Content starts
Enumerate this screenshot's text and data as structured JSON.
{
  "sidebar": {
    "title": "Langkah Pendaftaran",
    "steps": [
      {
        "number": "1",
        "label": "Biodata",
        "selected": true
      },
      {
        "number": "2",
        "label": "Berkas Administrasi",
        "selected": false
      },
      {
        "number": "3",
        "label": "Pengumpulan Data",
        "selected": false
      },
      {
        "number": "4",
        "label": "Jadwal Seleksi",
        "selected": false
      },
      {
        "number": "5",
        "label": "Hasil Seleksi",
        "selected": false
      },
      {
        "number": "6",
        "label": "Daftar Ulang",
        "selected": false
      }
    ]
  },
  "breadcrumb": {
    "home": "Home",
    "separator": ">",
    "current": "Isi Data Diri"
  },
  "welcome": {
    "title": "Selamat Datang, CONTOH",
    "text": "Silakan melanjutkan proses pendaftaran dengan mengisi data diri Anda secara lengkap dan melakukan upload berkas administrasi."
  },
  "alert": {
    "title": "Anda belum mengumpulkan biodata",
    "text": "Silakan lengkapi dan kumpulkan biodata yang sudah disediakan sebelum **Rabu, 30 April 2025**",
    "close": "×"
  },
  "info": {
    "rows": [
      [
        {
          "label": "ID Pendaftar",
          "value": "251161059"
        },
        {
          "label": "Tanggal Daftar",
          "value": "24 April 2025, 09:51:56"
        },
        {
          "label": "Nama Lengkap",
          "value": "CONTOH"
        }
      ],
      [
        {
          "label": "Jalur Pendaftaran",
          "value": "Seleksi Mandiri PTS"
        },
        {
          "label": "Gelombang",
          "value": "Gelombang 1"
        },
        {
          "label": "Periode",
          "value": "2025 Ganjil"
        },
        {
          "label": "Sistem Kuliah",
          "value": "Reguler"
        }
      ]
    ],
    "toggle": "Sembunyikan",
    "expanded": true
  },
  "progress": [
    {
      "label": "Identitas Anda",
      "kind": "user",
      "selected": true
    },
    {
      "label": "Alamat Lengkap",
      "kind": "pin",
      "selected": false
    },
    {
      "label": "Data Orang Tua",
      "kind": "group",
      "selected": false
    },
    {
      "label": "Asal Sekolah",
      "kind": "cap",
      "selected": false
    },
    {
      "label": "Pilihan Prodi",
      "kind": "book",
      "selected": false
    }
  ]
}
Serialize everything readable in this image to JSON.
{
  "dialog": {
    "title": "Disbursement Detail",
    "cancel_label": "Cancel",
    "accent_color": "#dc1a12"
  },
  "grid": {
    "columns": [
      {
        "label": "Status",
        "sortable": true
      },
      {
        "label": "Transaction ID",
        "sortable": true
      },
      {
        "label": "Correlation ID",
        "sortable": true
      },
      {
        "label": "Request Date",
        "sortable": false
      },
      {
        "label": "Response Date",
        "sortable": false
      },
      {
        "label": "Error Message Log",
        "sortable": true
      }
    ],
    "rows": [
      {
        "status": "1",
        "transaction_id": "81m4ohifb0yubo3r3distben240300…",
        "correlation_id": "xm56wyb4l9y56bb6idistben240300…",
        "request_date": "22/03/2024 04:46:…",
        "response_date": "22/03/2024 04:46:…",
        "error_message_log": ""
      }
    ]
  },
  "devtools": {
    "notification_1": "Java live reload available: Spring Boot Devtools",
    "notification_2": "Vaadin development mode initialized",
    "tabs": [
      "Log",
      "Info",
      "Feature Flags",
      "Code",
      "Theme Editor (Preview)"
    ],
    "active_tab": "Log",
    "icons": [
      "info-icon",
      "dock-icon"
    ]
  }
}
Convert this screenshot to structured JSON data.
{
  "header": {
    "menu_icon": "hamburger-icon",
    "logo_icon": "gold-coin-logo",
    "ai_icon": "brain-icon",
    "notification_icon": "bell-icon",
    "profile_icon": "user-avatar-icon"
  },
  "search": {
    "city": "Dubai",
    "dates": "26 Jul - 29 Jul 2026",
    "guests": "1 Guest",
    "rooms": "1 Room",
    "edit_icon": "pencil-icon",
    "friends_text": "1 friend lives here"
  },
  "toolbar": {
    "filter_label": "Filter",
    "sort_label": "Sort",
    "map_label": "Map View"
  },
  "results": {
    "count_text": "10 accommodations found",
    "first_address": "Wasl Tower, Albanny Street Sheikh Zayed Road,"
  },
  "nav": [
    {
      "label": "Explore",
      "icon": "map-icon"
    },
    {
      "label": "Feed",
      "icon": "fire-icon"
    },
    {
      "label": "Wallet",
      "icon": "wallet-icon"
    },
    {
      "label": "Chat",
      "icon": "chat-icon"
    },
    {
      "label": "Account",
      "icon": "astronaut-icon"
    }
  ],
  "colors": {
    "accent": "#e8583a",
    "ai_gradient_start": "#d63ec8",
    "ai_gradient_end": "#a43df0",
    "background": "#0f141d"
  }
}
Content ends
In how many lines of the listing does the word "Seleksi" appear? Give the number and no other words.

3